I had been an even younger man - though exactly how old I cannot say- when that had happened. My father was keen that I learn the lay of the land that would, one day, be mine. This was the final journey. We passed the sprawling Doughbread hills of lush grass that shimmered a thousand shades of green in the blowing wind, beyond the Hunter’s Forest of pine and oak and weeping willows that brushed your hair as you rode by, tracing the deep-blue Pinebelly River upstream as it wound its way across the acres of farmland and meadows where the shores were shallower, allowing the woodlarks to sing while bathing. Eventually, two hundred leagues beyond the keep of my family’s castle, the land gave way to the deadly snow-capped Frosted Fingers, the mountain range that marks the edge of civilization.

My home.

From the empty cell in the highest tower of Devonlion Castle, where dethroned kings once awaited their deaths, the Frosted Fingers rose like the bony hands of a massive demon piercing through the dungeon of hell. I remember a chill of terror lurking within my heart as the mountain drew nearer, nothing but open land between me and the supposed cursed foothills, where those who lay their limbs on its base would forever be destined with ill-fortune. My father had made me memorize the lore of the mountain so that I gain respect for its immensity. When I finally arrived at the base, however, that fear and all the stories that came with it, had vanished. I could see only a wide, smooth climb that was neither scary nor cursed; I knew the former from experience, and the latter through smell. A cheerful scent of pine and earth and running water caused by the snow melting filled the warm, spring air. No supernatural evil had ever happened here.

Without a moment more hesitation, I spurred my horse and began to ascend as quickly as possible, so that no one could ever claim that the Prince had been frightened. My father called for me to stop, but I could not at the time remember why. I raced up the slope, the thumping of my steed crushing the loose pebbles. As quickly as I had ascended, I was falling - the mountainside crumbled, and I came down with it. The fall that ensued spread across the kingdom like an invading army. The prince had two broken legs and killed his pony, and may never walk or ride again.

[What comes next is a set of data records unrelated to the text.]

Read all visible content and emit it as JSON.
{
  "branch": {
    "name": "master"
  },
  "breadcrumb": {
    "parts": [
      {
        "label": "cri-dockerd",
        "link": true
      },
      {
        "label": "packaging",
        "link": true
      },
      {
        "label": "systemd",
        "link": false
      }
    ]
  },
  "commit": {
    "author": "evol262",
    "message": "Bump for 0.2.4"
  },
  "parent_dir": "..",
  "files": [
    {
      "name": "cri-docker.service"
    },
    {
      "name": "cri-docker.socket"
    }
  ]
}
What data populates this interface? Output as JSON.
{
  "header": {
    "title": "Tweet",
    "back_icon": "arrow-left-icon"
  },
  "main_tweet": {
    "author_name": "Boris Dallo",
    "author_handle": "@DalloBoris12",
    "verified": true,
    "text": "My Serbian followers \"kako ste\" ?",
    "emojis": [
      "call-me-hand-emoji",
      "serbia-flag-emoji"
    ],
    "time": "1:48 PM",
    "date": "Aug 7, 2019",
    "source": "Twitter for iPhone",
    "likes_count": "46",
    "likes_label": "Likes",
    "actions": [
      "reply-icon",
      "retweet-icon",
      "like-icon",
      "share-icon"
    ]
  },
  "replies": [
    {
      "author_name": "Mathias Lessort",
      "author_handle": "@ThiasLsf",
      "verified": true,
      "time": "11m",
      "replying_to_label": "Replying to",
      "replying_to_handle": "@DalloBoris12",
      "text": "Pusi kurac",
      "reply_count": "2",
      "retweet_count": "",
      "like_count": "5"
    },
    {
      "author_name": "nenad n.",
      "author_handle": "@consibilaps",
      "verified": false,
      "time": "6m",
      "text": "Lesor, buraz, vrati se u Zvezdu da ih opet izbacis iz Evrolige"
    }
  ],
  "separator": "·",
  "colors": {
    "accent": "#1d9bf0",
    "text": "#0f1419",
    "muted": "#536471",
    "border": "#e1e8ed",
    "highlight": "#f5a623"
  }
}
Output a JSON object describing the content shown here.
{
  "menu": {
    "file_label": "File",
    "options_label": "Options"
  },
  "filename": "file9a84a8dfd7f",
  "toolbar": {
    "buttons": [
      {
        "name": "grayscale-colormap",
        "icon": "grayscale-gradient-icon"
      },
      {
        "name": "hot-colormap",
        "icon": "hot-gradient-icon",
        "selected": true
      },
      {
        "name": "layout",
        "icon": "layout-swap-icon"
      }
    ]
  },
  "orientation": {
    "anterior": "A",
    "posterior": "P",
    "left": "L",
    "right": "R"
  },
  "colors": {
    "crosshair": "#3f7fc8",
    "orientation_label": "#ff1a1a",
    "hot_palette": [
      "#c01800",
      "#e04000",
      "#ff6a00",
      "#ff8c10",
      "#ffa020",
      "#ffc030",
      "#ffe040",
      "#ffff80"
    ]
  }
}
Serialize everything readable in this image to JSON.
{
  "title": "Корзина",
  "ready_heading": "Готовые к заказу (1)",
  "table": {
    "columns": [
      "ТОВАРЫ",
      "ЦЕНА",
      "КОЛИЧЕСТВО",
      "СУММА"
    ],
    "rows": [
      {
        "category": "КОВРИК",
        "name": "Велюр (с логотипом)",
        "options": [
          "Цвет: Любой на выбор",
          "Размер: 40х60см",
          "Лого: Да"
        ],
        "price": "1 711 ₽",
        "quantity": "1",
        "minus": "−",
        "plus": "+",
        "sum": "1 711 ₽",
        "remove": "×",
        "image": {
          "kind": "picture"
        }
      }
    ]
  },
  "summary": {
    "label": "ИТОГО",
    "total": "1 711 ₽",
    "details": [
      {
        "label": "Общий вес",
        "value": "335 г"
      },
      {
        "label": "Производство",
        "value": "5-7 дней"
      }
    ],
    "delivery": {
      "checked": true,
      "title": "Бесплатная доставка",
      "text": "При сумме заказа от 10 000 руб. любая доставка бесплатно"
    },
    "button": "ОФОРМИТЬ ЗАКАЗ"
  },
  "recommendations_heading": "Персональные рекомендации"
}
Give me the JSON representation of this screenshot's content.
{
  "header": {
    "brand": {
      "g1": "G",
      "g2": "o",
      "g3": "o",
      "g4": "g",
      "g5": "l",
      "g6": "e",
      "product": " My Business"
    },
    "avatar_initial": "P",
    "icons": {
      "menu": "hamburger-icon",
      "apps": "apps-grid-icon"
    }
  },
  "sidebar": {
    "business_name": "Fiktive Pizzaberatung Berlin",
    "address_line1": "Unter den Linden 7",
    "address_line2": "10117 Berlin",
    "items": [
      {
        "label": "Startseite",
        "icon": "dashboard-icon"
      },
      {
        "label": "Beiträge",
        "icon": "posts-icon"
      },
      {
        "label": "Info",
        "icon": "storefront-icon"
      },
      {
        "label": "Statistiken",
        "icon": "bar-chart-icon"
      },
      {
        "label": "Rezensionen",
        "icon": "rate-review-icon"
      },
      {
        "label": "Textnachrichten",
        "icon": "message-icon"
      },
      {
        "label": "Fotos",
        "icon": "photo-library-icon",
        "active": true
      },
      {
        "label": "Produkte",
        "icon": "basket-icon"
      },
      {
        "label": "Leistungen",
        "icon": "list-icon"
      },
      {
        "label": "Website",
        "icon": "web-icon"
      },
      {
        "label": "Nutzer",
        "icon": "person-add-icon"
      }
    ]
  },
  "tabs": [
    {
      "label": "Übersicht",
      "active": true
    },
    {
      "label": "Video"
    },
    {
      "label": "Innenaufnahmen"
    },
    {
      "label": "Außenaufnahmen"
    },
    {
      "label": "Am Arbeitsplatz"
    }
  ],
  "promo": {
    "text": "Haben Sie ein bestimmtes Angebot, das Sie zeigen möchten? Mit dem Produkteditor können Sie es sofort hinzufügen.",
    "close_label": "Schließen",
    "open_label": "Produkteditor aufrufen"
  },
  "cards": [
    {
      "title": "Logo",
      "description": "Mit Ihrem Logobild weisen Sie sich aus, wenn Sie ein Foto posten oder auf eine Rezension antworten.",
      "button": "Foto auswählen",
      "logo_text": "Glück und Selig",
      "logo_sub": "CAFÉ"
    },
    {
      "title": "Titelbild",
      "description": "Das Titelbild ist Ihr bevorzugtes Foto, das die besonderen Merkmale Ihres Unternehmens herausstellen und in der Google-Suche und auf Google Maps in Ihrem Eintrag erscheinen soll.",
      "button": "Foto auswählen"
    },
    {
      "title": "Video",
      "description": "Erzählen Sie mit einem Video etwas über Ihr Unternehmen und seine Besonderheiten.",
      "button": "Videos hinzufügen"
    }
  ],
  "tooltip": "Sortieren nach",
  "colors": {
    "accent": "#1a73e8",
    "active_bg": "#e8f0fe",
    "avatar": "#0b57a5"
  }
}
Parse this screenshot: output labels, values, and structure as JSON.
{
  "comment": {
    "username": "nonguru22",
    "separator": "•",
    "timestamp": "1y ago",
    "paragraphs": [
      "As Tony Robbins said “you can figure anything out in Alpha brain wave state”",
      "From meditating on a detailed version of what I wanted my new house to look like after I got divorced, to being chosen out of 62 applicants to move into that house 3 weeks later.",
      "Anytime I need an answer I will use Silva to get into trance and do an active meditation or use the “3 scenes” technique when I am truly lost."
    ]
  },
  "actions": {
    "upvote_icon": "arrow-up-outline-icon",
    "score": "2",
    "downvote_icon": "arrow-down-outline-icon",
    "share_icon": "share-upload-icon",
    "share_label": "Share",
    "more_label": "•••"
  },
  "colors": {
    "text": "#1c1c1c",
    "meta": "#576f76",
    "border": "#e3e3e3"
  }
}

But I had walked and I had ridden. I needed to prove I could. As my father stood over me that day on the hill, wiping away my muddied tears as I was lifted onto a makeshift wyn, he told me that one could survive one lapse of judgement. Not two. I never told him that I hadn’t chosen to ignore his warnings, for being foolish was preferable in a ruler to a weak mind. Little did I know how weak mine would get.

That memory, now so clear, was for a time lost to me. Thirty some years later, as I sat unassisted atop my horse, moonlight sparkling off of my brandished sword, all that raced through my mind was how to defeat the approaching horde, not the treaty we had agreed to sign. My mistake cost half of my father’s great kingdom. Fifty thousand men died, twice that wounded. Women were raped. Crops and cattle burned. And all that, too, would be lost to me like a steam rising from breath on a cold day.

Until now.

I sighed and moved away from the window; the past is not a healthy place to dwell, even though I may never remember to return. I looked for my bed once again, hoping to find that I had simply missed it during my previous search through the dark room, but was brought to a halt - the heavy pine door was ajar, basking the room in a crimson light the color of fresh blood. A squat friar stood taut in the doorway, silhouetted by the twinkling of a freshly-lit torch that was carried by someone just outside my scope of view. “It is time,” he said. And I suddenly remembered who had been in trouble in my dream.

Except, it had been no dream at all.

A shiver that had been building since I stood up, the kind that chilled your bones, was gone. The whistling of the wind was extinguished; in fact, all feeling was. All that accompanied me at the moment was a sudden flooding back of memory and time. I nodded steadily, and allowed myself to be led from the room. I was determined to show my people that, despite all I had once forgotten, and all the foolish mistakes I had unwittingly made, their king would at least remember to hold his head high until the very end.